Mr Aplin was the head teacher of a primary school and was openly gay. He met two 17-year-old males (still classed as children, by law) on Grindr and the three of them had sex.
Following the investigation and disciplinary hearing, Mr Aplin was dismissed for gross misconduct.
He appealed against his dismissal (and his employment continued to allow for this process).
However, during the course of the appeal process, Mr Aplin resigned and subsequently brought proceedings alleging constructive unfair dismissal and discrimination.
The Employment Tribunal (ET) was highly critical of the investigation carried out by the School for three main reasons:
- the investigating officer approaching the case on the basis that Mr Aplin was a potential danger to children;
- for drawing selectively on Professional Abuse Strategy Meeting minutes and police material which was not made available to Mr Aplin; and
- for failing to produce a factual and objective report, instead producing one which included value judgements and hostile conclusions.

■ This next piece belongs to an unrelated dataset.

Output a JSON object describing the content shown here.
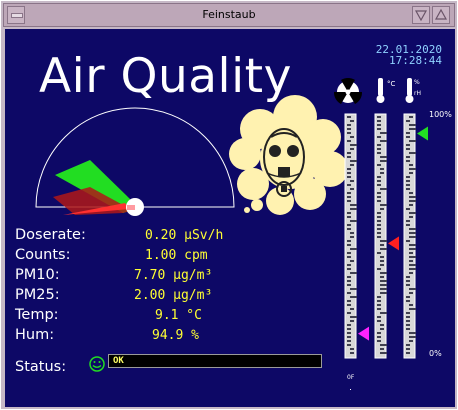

The ET was also highly critical of the disciplinary process, and found defects in the appeal process. These, combined with the unsatisfactory investigation report, were held to amount to breaches of the implied term of trust and confidence, entitling Mr Aplin to resign and claim constructive unfair dismissal.
The ET found that the investigation officer had discriminated against Mr Aplin because of sexual orientation, and the Governing Body was vicariously liable for the same.

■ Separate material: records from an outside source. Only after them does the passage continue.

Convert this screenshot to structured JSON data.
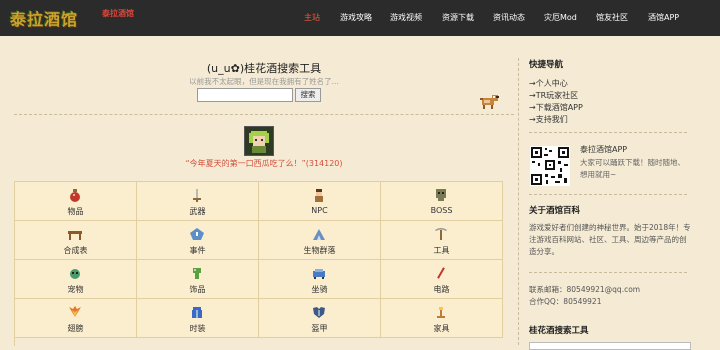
{
  "header": {
    "logo_text": "泰拉酒馆",
    "logo_sub": "泰拉酒馆",
    "nav": [
      {
        "label": "主站",
        "active": true
      },
      {
        "label": "游戏攻略",
        "active": false
      },
      {
        "label": "游戏视频",
        "active": false
      },
      {
        "label": "资源下载",
        "active": false
      },
      {
        "label": "资讯动态",
        "active": false
      },
      {
        "label": "灾厄Mod",
        "active": false
      },
      {
        "label": "馆友社区",
        "active": false
      },
      {
        "label": "酒馆APP",
        "active": false
      }
    ]
  },
  "main": {
    "title": "(u_u✿)桂花酒搜索工具",
    "subtitle": "以前我不太起眼，但是现在我拥有了姓名了...",
    "search_placeholder": "",
    "search_button": "搜索",
    "quote": "“今年夏天的第一口西瓜吃了么！”(314120)"
  },
  "categories": [
    {
      "label": "物品",
      "icon": "potion-icon",
      "color": "#c0392b"
    },
    {
      "label": "武器",
      "icon": "sword-icon",
      "color": "#8a6a3b"
    },
    {
      "label": "NPC",
      "icon": "npc-icon",
      "color": "#a0713b"
    },
    {
      "label": "BOSS",
      "icon": "skull-icon",
      "color": "#7a7a55"
    },
    {
      "label": "合成表",
      "icon": "workbench-icon",
      "color": "#8b5a2b"
    },
    {
      "label": "事件",
      "icon": "event-icon",
      "color": "#5b8fc7"
    },
    {
      "label": "生物群落",
      "icon": "biome-icon",
      "color": "#6a8fc2"
    },
    {
      "label": "工具",
      "icon": "pickaxe-icon",
      "color": "#8a6a3b"
    },
    {
      "label": "宠物",
      "icon": "pet-icon",
      "color": "#4a9a6a"
    },
    {
      "label": "饰品",
      "icon": "accessory-icon",
      "color": "#5aa040"
    },
    {
      "label": "坐骑",
      "icon": "mount-icon",
      "color": "#4a7ac2"
    },
    {
      "label": "电路",
      "icon": "wire-icon",
      "color": "#c0392b"
    },
    {
      "label": "翅膀",
      "icon": "wings-icon",
      "color": "#e07a2a"
    },
    {
      "label": "时装",
      "icon": "vanity-icon",
      "color": "#3b6ac2"
    },
    {
      "label": "盔甲",
      "icon": "armor-icon",
      "color": "#3b5a8a"
    },
    {
      "label": "家具",
      "icon": "furniture-icon",
      "color": "#c07a3b"
    }
  ],
  "sidebar": {
    "quick_nav_title": "快捷导航",
    "quick_links": [
      "→个人中心",
      "→TR玩家社区",
      "→下载酒馆APP",
      "→支持我们"
    ],
    "app_name": "泰拉酒馆APP",
    "app_desc": "大家可以踊跃下载！随时随地、想用就用~",
    "about_title": "关于酒馆百科",
    "about_text": "游戏爱好者们创建的神秘世界。始于2018年！专注游戏百科网站、社区、工具、周边等产品的创造分享。",
    "email": "联系邮箱：80549921@qq.com",
    "qq": "合作QQ：80549921",
    "tool_title": "桂花酒搜索工具"
  }
}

The ET did not find discrimination on the part of other Local Authority officers involved or the Governors. In respect of the Governors, the ET held that they had effectively abdicated their roles and allowed Local Authority officers to take decisions.
The case highlights the importance of training and experience for those dealing with disciplinary matters. The School was not criticised for taking action per se – and the majority of those involved were found to be concerned about the age of the children involved, not their gender – however, it was the procedural failings along the way (and the initial bias demonstrated) that rendered the process both unfair and discriminatory.
Further, had it simply been the investigation report that had been criticised, and the disciplinary panel had been able to coherently explain both that any subjective comments had been disregarded and the rationale for the decision reached, it would have been considerably easier for the school to argue that Mr Aplin would have been dismissed in any event, reducing compensation considerably.